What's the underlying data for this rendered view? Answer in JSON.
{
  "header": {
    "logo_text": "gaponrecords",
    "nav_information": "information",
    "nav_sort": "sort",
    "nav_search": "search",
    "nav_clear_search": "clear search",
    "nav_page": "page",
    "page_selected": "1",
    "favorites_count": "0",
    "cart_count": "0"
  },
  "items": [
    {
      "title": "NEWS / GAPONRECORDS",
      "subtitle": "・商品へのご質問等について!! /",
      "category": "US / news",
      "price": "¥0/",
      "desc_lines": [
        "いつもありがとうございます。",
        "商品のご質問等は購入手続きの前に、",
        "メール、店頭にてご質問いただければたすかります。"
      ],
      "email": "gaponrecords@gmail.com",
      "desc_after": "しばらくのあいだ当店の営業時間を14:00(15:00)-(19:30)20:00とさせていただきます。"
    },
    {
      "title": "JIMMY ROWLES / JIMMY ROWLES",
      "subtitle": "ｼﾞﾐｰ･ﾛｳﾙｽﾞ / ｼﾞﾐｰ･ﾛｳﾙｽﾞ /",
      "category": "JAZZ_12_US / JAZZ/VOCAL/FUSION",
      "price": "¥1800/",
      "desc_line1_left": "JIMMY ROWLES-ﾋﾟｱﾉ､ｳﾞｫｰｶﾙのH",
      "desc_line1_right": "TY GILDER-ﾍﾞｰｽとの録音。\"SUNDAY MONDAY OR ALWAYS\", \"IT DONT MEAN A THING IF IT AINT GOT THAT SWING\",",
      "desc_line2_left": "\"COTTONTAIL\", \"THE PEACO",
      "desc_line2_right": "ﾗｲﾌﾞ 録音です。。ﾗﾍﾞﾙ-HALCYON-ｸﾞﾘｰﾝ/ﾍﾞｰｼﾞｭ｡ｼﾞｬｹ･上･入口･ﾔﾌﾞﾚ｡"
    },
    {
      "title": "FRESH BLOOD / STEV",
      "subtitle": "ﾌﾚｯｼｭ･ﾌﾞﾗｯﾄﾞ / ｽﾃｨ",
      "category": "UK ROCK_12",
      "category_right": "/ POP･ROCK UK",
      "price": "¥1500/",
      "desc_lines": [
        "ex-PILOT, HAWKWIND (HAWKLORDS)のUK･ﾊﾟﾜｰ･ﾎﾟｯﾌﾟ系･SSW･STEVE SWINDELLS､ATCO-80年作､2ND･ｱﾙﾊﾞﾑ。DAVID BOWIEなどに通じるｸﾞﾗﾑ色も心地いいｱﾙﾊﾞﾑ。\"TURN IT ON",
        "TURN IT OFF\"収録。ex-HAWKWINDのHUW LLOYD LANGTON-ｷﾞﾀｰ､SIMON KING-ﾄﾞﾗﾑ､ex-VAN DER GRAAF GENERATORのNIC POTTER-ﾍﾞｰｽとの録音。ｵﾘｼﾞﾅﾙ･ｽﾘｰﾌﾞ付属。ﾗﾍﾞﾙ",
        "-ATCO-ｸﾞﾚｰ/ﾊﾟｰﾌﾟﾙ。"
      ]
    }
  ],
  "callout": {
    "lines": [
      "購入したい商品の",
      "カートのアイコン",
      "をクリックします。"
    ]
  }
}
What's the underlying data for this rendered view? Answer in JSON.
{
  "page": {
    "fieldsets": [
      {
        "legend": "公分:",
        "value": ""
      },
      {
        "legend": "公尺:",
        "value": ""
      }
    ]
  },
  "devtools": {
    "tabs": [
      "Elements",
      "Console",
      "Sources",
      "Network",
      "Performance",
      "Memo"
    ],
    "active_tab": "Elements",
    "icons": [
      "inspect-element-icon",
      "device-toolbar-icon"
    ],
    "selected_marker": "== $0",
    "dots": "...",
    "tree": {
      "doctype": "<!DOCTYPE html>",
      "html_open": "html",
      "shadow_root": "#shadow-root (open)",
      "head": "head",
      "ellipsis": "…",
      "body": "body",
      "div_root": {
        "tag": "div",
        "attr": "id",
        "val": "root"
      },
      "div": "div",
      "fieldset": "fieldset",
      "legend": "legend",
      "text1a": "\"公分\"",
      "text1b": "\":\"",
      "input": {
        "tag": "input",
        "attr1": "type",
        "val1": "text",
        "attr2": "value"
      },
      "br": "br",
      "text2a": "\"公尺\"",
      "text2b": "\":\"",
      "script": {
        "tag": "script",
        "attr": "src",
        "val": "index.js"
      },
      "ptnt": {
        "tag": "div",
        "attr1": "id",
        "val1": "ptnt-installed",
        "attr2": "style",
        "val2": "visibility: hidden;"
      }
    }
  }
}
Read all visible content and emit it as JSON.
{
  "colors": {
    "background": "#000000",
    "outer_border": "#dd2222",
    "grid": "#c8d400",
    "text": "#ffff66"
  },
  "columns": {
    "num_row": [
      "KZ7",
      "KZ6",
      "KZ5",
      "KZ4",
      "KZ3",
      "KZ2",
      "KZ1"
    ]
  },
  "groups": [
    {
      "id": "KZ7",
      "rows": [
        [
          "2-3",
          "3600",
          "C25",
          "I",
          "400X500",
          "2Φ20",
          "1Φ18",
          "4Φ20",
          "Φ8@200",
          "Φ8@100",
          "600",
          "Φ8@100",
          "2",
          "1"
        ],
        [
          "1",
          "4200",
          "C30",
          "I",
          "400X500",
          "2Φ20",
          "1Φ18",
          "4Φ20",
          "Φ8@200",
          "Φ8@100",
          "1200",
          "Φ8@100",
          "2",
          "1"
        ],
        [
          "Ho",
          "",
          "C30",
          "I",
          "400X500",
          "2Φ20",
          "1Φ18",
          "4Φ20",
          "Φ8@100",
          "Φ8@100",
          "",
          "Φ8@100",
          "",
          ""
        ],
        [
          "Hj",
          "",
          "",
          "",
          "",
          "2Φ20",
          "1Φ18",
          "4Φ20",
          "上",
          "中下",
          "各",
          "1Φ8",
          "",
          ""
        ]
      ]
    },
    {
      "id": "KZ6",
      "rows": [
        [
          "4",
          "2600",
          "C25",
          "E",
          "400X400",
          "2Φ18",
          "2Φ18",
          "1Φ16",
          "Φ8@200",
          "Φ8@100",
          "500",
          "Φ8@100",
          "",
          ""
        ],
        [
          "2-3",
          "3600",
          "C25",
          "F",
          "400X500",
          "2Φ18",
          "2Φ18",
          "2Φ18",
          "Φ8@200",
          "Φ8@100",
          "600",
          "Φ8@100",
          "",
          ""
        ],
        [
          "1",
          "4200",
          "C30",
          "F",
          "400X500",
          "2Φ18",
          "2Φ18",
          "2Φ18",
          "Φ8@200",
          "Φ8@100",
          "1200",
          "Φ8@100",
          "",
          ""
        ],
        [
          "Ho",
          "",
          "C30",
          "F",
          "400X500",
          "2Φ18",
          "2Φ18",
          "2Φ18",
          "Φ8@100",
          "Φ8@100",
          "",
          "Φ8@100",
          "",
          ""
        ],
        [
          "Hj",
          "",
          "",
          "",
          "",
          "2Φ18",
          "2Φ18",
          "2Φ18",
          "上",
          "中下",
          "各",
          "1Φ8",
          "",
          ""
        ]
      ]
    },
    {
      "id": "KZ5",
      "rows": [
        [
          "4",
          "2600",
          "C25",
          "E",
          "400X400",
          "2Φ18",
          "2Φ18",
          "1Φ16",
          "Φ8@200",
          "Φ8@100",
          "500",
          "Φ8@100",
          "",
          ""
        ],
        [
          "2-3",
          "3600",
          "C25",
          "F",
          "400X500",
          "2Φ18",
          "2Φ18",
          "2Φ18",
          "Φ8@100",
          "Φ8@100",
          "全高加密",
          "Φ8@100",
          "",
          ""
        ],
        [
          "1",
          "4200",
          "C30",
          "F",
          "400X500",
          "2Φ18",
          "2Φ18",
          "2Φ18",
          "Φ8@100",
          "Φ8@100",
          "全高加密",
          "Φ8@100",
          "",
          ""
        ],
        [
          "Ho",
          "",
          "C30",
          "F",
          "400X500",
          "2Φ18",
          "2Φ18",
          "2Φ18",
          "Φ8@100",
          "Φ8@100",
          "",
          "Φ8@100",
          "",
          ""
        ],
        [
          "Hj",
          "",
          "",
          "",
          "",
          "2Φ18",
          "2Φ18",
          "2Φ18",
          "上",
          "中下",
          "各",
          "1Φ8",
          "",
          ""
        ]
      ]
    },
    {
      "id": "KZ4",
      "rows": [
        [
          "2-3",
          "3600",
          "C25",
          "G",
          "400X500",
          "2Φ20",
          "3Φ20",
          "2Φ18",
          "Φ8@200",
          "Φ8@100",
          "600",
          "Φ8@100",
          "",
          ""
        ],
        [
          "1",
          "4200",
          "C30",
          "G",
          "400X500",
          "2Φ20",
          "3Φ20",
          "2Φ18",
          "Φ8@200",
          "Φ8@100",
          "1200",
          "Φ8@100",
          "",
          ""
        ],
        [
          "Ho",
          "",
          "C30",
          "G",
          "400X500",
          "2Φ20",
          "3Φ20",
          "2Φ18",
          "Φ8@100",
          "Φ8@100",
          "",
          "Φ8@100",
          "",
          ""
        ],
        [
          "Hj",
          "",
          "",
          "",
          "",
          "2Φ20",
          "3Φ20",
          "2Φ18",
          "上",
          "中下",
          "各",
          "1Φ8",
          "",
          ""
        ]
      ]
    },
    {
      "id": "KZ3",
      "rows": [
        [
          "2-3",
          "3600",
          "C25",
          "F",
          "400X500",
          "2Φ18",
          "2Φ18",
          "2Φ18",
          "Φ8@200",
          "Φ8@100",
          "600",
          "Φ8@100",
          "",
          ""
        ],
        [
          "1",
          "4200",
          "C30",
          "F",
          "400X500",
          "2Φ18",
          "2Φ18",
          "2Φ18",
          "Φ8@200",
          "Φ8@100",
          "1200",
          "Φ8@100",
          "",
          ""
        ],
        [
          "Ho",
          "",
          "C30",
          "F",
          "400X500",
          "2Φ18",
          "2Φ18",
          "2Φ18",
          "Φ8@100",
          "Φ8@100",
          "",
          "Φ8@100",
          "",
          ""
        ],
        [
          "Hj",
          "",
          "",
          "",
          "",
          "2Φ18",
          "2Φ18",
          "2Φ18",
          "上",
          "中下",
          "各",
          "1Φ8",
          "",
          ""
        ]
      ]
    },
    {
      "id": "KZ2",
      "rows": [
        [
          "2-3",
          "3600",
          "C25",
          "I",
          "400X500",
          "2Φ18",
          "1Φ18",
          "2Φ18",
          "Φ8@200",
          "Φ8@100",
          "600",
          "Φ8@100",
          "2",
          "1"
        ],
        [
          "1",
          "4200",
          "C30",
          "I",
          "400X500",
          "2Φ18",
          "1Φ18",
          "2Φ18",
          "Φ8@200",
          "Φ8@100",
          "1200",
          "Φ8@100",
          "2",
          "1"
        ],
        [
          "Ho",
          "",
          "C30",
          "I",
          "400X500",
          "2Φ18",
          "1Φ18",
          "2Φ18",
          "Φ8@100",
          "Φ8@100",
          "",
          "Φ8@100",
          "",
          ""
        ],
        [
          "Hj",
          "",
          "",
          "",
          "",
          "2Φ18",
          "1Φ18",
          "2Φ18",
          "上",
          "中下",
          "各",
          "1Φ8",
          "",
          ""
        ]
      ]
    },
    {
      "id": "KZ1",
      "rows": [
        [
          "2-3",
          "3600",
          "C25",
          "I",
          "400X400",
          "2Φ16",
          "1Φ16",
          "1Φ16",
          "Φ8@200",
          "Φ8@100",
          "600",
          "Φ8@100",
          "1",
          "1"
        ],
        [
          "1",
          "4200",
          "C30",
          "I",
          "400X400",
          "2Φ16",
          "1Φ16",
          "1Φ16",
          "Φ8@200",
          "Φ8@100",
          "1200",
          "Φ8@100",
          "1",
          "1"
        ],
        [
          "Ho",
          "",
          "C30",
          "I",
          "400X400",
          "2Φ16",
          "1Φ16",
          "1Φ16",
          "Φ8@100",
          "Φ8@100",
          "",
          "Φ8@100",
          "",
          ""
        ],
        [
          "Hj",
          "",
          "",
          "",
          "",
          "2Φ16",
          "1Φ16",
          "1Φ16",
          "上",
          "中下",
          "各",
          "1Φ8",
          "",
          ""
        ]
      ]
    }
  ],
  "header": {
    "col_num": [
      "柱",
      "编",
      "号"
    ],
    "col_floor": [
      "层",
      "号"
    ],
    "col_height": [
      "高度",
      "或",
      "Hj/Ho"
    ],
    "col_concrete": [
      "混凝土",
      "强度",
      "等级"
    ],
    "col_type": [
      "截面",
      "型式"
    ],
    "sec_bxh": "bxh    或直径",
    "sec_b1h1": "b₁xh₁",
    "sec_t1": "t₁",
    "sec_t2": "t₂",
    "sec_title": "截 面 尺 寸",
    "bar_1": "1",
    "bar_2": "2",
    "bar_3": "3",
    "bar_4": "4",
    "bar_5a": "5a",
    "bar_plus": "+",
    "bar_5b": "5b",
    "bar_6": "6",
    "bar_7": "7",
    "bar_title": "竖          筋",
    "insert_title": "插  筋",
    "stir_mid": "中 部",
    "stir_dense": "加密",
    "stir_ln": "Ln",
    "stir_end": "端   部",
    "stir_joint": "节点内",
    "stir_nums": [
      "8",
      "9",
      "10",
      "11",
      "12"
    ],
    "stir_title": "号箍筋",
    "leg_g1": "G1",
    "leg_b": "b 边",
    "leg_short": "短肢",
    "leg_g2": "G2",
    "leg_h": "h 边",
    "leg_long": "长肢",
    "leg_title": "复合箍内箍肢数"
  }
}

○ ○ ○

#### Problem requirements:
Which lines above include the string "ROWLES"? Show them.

#### Answer below:
      "title": "JIMMY ROWLES / JIMMY ROWLES",
      "desc_line1_left": "JIMMY ROWLES-ﾋﾟｱﾉ､ｳﾞｫｰｶﾙのH",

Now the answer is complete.